“They are ferocious rushers,” Georgia head coach Kirby Smart said. “They disrupt the pocket. They really have some unbelievable rushers.”
Junior defensive end Marquis Haynes is the key to the Rebels’ efforts of pummeling opposing passers. Fresh off a 10-sack season, Haynes has picked up right where he left off one year ago. He has a pair of sacks and nine tackles through three games.
Haynes led the Rebels in sacks last season despite sharing the field with the likes of defensive linemen Robert Nkemdiche and Channing Ward, who only combined for six sacks. Their departures could have left Haynes vulnerable to more double teams and therefore less production, but that’s not been an issue so far.
“He's extremely valuable to us,” Ole Miss head coach Hugh Freeze said of Haynes. “He's everything you kind of want in a student-athlete in the way he plays the game, the speed he plays it at and the passion he plays it at. He's an athletic guy that can win some one-on-one situations, which is very valuable when you play in this conference.”
Haynes practically made his own highlight reel against No. 1 Alabama last week. He de-cleated Crimson Tide freshman quarterback Jalen Hurts in the second quarter on a play that knocked the ball loose and allowed John Youngblood to return it 44 yards for a touchdown. At another point the game, Haynes made quick work of All-SEC tackle Cam Robinson, pancaking the junior as Hurts fled the collapsed pocket.
Haynes finished the game with four tackles and one sack, and making plays against the Crimson Tide was nothing new. Smart lauded Haynes’ play and explained that he has witnessed his fair share of Haynes’ big moments going back to his time at Alabama.
If his offensive line isn’t careful, he’ll get his first dose of that as a head coach on Saturday.
“He's always been good,” Smart said. “Guy seems like he's been there forever. I know he's been disruptive forever.”
Jacob Eason will be the next freshman quarterback to step on up and test Haynes. With two starts under his belt now, the 6-foot-5 Eason has already taken a few hits this year, having been sacked six times through three games.
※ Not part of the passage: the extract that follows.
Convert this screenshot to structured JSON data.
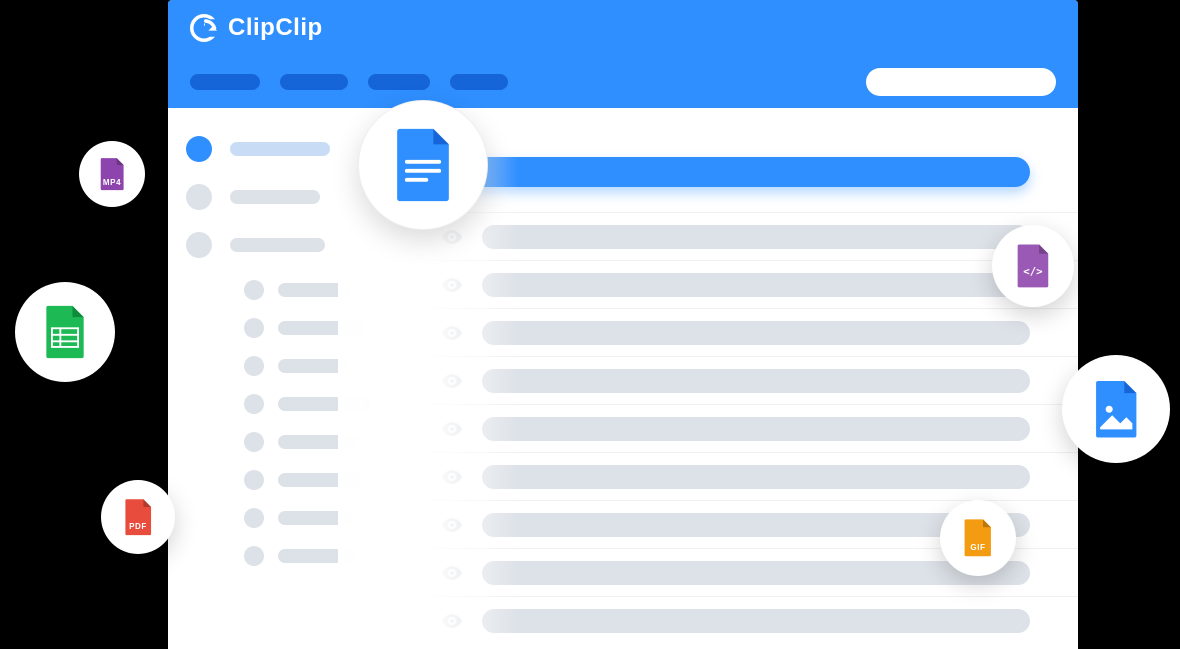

Four of the Bulldogs’ nine allowed sacks in 2016 came last week against Missouri, which boasted its own powerful junior defensive end in Charles Harris.
Eason doesn’t have much collegiate experience to lean on yet but he’ll have to get a sense early about how much time he has to work with in the pocket. At this point in the season, Smart is pleased with Eason’s internal clock when it comes to staying in the pocket and understanding when the window is closing.
“He’s done a good job of maintaining his composure in the pocket,” Smart said. “Sometimes the pocket breaks down and he’s got to move. (Offensive coordinator Jim) Chaney works with the quarterbacks each day to move within the pocket and try to use the pocket to your advantage, because when you escape the pocket nobody can help you.”
The big question is how long that pocket will even exist on Saturday.
Although the offensive line has held up better in passing situations than on running plays, there’s no question the unit has been shaky in the team’s first three victories. If that trend continues in Vaught-Hemingway Stadium, there’s a good chance that it won’t result in a fourth win for the Bulldogs.
“You’ve got to do a good job of building the pocket so that you can throw from it,” Smart said. “They challenge that in everything they do.”